In the United States, a total of 83% said they saw Pyongyang as a threat, with 50% saying it is a “great threat” and 33% saying it is “somewhat of a threat.” This shows that Americans also see the North Korean threat as a reality, with North Korea’s claim that it has successfully test-launched an intercontinental ballistic missile (ICBM) capable of attacking anywhere in the continental United States.
How to resolve the issue
Asked what they think would be the most effective way to resolve the North Korea nuclear and missile issues, 36% of Americans said “dialogue,” making it the most frequent response. This was followed by “economic pressure” at 24%, “military action” at 18%, and “military pressure” at 17%.
Meanwhile, 35% of Japanese said “economic pressure,” making it the most frequently given answer. Next were “dialogue” at 31%, “military pressure” at 15%, and “military action” at 8%.
In Japan, the more of a threat the pollee viewed North Korea to be, the more likely he or she was to view dialogue as the most effective way to resolve the situation. In contrast, in the United States, the more of a threat the pollee saw Pyongyang to be, the less likely he or she was to view dialogue as the most effective way to resolve the situation.
President Trump has indicated a desire to strengthen America’s nuclear capabilities. Asked for their views on nuclear weapons, American pollees saying “all nuclear weapons should be eliminated” exceeded those saying they are “necessary to deter against war,” with some 54% saying that “all such weapons should be eliminated” and 42% saying they are “needed.”
In Japan, 72% of pollees said “all nuclear weapons should be eliminated” while 20% said they “are necessary to deter against war.” Pollees saying that “all nuclear weapons should be eliminated” greatly exceeded those saying they are “necessary” in all segments of Japanese pollees regardless of gender, age group, or political party supported.
Pollees were also asked about the Japan-U.S. alliance.
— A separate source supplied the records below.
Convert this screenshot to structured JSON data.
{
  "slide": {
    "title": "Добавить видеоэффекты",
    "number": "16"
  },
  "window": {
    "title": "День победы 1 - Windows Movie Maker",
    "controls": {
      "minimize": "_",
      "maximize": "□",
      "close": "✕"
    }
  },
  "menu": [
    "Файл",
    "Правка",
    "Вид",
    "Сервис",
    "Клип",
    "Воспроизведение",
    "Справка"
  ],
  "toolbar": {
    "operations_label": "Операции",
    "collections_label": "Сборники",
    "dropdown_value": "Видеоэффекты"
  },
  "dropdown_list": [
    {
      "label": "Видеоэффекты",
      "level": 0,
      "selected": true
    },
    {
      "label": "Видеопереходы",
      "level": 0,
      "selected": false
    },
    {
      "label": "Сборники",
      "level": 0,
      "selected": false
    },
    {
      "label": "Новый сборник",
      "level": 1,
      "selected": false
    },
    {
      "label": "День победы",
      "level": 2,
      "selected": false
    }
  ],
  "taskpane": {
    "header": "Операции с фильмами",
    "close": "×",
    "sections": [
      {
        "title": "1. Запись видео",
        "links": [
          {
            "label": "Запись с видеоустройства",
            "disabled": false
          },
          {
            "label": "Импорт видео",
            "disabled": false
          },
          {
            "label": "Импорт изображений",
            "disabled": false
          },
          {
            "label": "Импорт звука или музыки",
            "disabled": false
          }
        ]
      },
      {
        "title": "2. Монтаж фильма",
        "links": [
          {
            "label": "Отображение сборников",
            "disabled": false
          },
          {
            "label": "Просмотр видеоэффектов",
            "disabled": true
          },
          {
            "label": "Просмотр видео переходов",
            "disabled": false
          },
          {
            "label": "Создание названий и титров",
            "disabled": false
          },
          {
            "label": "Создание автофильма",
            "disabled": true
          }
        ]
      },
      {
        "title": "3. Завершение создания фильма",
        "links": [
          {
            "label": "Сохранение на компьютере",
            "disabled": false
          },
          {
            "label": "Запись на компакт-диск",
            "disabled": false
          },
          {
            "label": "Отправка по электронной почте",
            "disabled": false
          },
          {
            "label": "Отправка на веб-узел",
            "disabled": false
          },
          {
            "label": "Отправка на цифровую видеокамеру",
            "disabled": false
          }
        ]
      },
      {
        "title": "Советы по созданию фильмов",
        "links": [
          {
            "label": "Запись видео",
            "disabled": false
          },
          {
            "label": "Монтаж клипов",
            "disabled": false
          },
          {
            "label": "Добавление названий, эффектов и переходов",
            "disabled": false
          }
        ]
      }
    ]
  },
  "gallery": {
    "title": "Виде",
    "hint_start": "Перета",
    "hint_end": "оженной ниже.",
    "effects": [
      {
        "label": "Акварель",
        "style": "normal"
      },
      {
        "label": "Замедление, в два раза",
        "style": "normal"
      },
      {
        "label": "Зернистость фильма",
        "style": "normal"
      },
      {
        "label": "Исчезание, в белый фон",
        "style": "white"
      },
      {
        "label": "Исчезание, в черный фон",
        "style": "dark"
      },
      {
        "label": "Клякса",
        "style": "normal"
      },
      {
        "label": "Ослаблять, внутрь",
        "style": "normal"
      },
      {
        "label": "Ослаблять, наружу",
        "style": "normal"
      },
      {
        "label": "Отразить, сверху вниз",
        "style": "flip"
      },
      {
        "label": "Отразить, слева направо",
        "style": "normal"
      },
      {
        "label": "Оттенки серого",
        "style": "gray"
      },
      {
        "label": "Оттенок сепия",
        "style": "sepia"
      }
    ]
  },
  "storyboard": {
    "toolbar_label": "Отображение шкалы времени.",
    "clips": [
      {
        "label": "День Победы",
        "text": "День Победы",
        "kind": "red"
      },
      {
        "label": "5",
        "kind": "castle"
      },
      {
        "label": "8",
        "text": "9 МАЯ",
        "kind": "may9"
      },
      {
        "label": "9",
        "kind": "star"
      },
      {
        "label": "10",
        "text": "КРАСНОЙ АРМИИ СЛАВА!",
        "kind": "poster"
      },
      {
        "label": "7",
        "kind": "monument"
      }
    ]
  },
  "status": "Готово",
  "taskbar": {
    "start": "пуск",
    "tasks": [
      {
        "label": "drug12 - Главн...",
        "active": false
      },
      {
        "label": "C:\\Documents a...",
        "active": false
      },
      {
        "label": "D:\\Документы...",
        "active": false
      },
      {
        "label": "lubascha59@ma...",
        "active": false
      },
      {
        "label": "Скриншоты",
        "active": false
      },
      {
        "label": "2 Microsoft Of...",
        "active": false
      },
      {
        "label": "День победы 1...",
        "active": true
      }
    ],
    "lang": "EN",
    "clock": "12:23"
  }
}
Asked if they see their counterpart country as an ally whom they can trust and cooperate with, those saying they “trust” their counterpart greatly outnumbered those saying otherwise in both countries. Some 49% of Japanese pollees said they view the United States as an ally they trust and can cooperate with, while 35% disagreed. In the United States, some 57% of pollees said they see Japan as an ally they trust, while 28% said otherwise.
Difference in Japanese and U.S. pollees’ perspectives on China
Asked whether the United States or China were more important to their country, some 66% of Japanese pollees said “the United States,” 11% said “the United States and China are of about equal importance to Japan,” and 10% said “China.” Asked whether Japan or China were more important to their country, some 58% of Americans said “China,” 29% said “Japan,” and 5% said “China and Japan are of about equal importance to the United States.” Japanese and Americans thus rank their ally differently in terms of importance.